A day at the ocean is not the same
as any day. That trawler has not passed
this exact same way before. These waves break
only once and disappear forever.
Rocks wear thin one grain of sand at a time.
This beach was once rock. This rock was once sea
bed: volcanic vent, gas and hot basalt.
The salty depths blossomed from summer squalls.
Each moment of our lives crashes slowly,
so slowly that we can’t tell memory
from living, as we trawl along shifting
channels over waves never born before,
gulls trailing behind us, hungry for scraps,
snatching at what lies gasping in the nets.
Blank Verse Sonnet in Celebration of Carte Blanche Consumption
I want to sing the beauty of nature
but take no pleasure in crooning dirges.
So I laud not what once was but what is:
Invasive species blooming profusely
along highways and in darling clearcuts.
The rivers swimming with hatchery fish.
Artificial lakes behind dams hiding
useless valleys under boat-friendly floods.
Happy new roads paved for better mileage,
trails to accommodate more than just feet,
comforting roar of dirt bikes in forest
and chainsaws felling trees sold under cost—
ten cents on the dollar. That’s good business.
I sing of the living. Why sing of death?
Header photo by Pexels, courtesy Pixabay.

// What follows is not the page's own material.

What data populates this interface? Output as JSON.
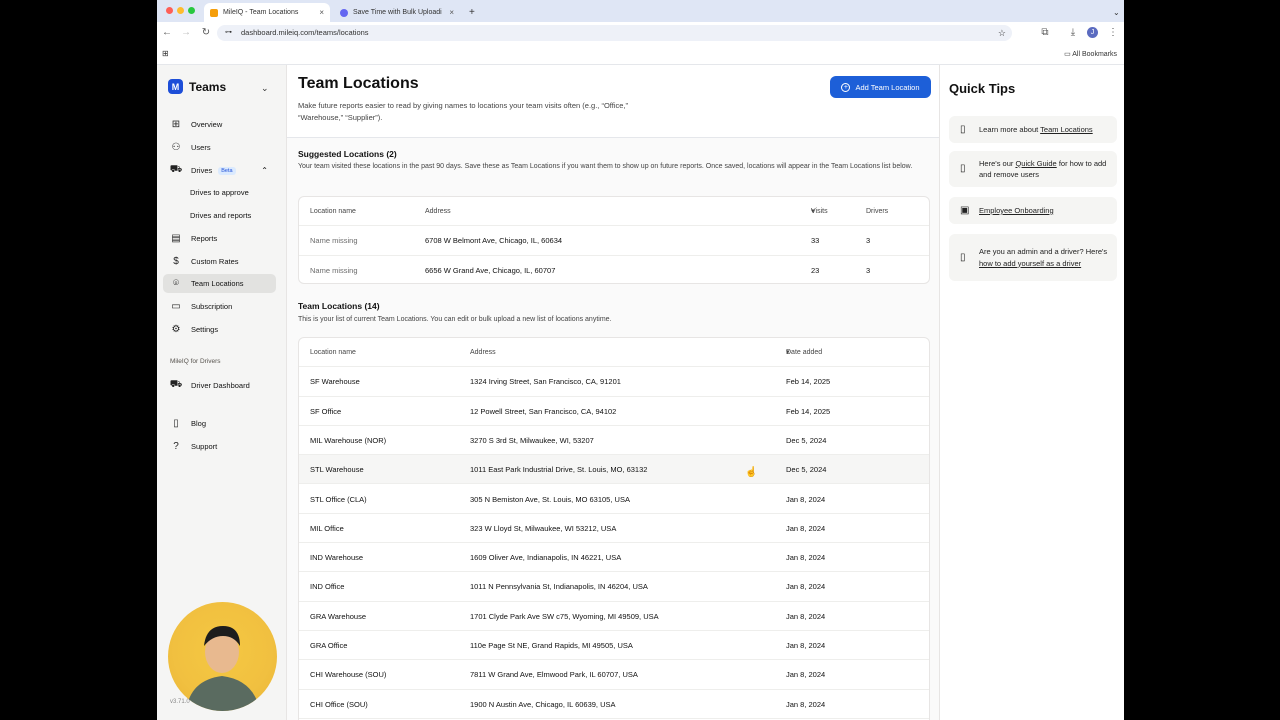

Photo of Jeff Fearnside by Sabina Poole for the Oregon Arts Commission.